In these programs, you may also choose a concentration from another related field, such as software security, information assurance or event response. Programs will culminate in a dissertation defense or research project on a cybersecurity topic.
Pros and Cons
- Studying cybersecurity at the doctoral level can prepare you for advanced positions, such as lead researcher
- As a cybersecurity professor, you'll be training the next generation of computer safety specialists
- You can complete some of your studies online
- Programs that focus solely on cybersecurity may be unavailable
- A doctoral degree may be unnecessary for some cybersecurity positions
- You may be competing for jobs against applicants with less education and more experience
Courses and Requirements
The curriculum of these programs is often divided between classroom lectures and lab courses. You will also receive course credit for working on your dissertation. Below are listed some sample course topics.
- Computational theory
- Information assurance
- Incident response
- Intrusion detection
- National security
Online Degree Options
While someprograms offer a selection of their courses online, completely online doctoral programs in cybersecurity are difficult to find.

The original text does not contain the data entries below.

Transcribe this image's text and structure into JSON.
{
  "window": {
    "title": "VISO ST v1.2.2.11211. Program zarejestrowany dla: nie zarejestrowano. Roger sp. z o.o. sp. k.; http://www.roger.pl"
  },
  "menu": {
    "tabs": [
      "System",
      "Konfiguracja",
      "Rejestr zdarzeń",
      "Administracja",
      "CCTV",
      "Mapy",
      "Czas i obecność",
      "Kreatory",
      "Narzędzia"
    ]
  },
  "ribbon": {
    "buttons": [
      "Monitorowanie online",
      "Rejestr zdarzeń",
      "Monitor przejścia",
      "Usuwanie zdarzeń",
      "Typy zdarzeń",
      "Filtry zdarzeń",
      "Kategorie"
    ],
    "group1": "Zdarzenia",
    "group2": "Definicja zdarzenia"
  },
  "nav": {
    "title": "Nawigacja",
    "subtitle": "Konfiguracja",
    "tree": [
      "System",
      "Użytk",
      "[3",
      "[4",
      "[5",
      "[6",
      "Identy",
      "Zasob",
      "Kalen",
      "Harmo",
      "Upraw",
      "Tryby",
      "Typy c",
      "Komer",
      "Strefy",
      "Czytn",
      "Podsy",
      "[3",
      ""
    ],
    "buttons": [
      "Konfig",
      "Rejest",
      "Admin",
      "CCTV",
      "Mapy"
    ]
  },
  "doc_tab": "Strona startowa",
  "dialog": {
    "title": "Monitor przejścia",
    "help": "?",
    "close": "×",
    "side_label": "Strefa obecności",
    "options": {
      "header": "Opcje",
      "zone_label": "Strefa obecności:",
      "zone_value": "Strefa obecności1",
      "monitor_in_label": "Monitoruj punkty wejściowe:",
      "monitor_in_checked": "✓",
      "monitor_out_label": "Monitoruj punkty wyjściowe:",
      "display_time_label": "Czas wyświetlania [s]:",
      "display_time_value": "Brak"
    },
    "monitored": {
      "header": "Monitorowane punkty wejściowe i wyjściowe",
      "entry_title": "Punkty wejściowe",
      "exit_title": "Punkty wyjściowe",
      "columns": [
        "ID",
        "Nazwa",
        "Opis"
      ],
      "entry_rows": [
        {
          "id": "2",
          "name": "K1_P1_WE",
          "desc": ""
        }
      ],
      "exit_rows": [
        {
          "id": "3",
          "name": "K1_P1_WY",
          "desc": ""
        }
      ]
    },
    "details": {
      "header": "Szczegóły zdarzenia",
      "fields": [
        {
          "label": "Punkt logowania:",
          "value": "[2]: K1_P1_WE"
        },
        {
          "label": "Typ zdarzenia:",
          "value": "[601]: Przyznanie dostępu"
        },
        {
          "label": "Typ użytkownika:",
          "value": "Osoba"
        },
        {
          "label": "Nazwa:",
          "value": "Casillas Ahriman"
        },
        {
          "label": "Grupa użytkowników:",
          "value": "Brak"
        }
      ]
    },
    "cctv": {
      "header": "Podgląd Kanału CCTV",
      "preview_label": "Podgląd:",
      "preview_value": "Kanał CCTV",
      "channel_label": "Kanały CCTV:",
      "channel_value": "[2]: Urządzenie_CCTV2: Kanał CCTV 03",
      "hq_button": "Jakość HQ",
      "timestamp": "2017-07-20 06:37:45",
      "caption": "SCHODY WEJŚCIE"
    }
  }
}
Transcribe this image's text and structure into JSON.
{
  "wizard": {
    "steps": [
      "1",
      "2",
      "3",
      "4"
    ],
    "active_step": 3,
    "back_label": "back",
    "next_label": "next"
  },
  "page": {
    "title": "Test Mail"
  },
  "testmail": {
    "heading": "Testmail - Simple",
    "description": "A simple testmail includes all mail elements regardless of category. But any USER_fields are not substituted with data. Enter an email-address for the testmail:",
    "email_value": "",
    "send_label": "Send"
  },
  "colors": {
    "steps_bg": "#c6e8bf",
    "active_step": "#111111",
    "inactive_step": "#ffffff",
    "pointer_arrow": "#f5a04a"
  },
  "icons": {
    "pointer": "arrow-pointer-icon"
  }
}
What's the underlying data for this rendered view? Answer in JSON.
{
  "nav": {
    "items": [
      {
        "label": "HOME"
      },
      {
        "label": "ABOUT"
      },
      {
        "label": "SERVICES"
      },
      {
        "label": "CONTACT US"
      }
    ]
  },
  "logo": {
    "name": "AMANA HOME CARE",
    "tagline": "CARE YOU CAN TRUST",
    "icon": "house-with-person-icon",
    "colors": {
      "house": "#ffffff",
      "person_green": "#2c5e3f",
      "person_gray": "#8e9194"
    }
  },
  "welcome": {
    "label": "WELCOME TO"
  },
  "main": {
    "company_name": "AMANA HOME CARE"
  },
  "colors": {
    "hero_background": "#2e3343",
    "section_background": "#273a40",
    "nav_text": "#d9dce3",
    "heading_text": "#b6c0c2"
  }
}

One reason for this is that the research thesis component of your studies requires working with your academic adviser. However, it is not unusual for a program to offer the required cybersecurity courses online, while the other computer science courses are offered in the traditional classroom environment. You may also find programs require you to visit the campus for a residency or to meet any on-campus requirements.
Getting Ahead with This Degree
Pursuing a doctoral degree in cybersecurity can prepare you for academic and research careers. If working as a college professor is your goal, there are things you can do to enhance your job opportunities. Publishing articles in trade and professional magazines and journals may be on of your first priorities. You can begin thinking about this as you choose your doctoral concentration and topic. Having your original research published and recognized by your soon-to-be peers can open career doors and help get you on your way.